An article published last week in a slick Al Qaeda online magazine calls on jihadists in the Arabian Peninsula to follow a directive from Usama bin Laden and attack "oil interests that provide the Crusaders with oil."

Those "interests," the article states, could also include facilities owned by Venezuela, Mexico and Canada.

The article, entitled "Bin Laden and the Oil Weapon," and posted Feb. 8 in an issue of the once-dormant e-zine "Voice of Jihad," calls on the Saudi branch of Al Qaeda to strike oil-related targets, "as instructed by our [emir], Sheikh Usama bin Laden."

The latest issue of "Voice of Jihad" appears after a nearly two-year hiatus, and just days after the reappearance on the Web of the Al Qaeda training manual "al Battar," indicating a possible resurgence of the Saudi node of Al Qaeda, aka the Al Qaeda Organization in the Arabian Peninsula, according to Stratfor, a Web-based global intelligence monitor.

While the article mentions that attacks should come against oil-producing facilities in Saudi Arabia, Kuwait, Qatar and the United Arab Emirates, it also mentions facilities belonging to Venezuela, Canada and Mexico.

"Do not overlook that the United States spent much on the technology of alternative energy, and it will spend more and seriously, and this is an indication that in the long run America may relinquish the Middle East or reduce its dependence on it, and is content with Canada oil, Mexico, Venezuela and some new agents," the article states.

"Therefore, [jihadists] must hit the oil interests in all of the regions that the United States benefits from, not in the Middle East only."

The article also mentions how bin Laden wants any attacks recorded, from start to finish, to be shown to international audiences.

"Sheikh Usama's directions are clear and frank in targeting the oil interests ... and the beauty of the target choice, and the collection of the documentary media materials of the operation, to be complete to all operation stages from the planning, the preparation and the execution," the article states.

The Saudi faction of Al Qaeda, once active in the region, has long called for the overthrow of the Saudi royal family, of which bin Laden is a member.

While one of the smaller Al Qaeda groups in the region, the group's threats and capabilities cannot be dismissed.

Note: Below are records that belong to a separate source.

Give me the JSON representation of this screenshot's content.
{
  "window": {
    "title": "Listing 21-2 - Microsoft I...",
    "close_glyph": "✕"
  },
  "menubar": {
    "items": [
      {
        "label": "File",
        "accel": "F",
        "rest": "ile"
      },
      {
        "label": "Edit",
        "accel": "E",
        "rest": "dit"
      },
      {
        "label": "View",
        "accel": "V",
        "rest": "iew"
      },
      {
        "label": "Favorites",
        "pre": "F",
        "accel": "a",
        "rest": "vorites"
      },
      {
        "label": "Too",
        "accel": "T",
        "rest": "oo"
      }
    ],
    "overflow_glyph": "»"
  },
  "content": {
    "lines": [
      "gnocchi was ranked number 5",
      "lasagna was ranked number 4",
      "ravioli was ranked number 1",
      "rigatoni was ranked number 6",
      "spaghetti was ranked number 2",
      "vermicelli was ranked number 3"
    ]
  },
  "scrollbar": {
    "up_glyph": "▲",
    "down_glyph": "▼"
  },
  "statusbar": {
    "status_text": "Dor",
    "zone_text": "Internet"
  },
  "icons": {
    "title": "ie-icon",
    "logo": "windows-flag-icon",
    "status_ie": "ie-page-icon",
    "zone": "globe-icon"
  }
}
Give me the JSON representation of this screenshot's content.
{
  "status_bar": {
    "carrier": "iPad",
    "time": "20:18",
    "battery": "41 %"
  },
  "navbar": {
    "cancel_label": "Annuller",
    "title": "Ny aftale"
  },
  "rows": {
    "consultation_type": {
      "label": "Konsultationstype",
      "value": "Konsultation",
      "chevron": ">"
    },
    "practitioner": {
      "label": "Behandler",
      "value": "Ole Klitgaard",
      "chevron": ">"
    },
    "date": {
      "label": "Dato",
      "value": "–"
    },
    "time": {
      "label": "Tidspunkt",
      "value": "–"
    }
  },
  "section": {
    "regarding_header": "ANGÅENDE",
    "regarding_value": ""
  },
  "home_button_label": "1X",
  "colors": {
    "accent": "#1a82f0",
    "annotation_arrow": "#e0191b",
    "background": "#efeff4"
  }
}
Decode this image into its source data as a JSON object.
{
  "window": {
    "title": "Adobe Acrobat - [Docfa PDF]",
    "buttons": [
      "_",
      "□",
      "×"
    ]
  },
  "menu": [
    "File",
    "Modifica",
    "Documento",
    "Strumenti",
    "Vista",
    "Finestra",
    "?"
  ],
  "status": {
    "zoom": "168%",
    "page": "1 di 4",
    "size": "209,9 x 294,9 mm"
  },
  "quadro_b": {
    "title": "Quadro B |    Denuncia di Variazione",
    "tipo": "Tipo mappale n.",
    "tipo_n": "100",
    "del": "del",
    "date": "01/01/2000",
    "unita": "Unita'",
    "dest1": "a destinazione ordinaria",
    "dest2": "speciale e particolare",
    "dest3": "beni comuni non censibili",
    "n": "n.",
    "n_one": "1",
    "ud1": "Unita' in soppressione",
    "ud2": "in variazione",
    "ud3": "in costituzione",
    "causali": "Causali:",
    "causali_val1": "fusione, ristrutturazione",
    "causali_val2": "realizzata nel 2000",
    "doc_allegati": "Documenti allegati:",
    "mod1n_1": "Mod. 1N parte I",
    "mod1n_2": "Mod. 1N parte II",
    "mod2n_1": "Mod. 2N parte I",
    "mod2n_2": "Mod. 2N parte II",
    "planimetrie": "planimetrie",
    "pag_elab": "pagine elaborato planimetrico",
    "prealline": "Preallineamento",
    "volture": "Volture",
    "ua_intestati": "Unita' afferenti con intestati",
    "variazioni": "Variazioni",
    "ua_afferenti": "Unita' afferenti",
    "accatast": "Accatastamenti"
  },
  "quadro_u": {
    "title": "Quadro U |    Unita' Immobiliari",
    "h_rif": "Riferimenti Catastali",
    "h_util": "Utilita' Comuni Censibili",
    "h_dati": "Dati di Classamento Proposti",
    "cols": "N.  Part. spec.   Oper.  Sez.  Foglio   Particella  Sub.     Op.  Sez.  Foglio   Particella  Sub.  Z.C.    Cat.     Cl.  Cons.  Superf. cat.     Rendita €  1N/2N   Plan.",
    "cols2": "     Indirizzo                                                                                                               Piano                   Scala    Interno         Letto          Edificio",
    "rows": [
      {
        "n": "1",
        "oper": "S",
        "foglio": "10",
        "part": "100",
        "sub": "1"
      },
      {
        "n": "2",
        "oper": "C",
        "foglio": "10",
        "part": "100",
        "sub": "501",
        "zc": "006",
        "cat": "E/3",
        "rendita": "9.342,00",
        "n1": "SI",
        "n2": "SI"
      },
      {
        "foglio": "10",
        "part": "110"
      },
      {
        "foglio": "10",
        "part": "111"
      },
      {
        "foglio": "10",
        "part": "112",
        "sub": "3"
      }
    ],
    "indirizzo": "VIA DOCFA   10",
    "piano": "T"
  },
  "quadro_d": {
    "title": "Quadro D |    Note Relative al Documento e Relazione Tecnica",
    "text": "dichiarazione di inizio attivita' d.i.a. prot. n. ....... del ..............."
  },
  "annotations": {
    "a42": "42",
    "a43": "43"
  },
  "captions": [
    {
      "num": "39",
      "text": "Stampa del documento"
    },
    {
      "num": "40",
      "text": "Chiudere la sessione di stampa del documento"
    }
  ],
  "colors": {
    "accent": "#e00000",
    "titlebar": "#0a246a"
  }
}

It claimed responsibility for a May 2003 terrorist attack in Riyadh that killed nine Americans and wounded 14 when three large car bombs were detonated inside a Western housing compound.

The group also claimed responsibility for the December 2004 attacks against the U.S. Consulate in Jeddah and the Saudi Interior Ministry in Riyadh.

Saudi security forces cracked down on the group in June 2004, arresting several members while others are believed to have fled to Somalia, Syria, Iraq, Iran and other Al Qaeda-friendly states.

The group resurfaced in February 2006 with a raid on an oil facility in the eastern town of Abqaiq.

This latest issue mentions the Abqaiq attack, which the Saudi oil ministry said did minimal damage, and claims that a few of the militants who participated in the raid "are still alive and still fighting."

The article trumpets the jihadists' comeback with an introductory note that reads, "… after a long time of being away, we return now and our return will uncover [the Saudi rulers'] lies and reveal all facts and clarify everything."

It also declares the faction's top leadership's allegiance to the Al Qaeda chieftain:

"We promise Usama bin Laden that we will continue on our path and never change until its victory or martyrdom because your soldiers in the peninsula are working toward achieving what will make you happy and make the believers happy."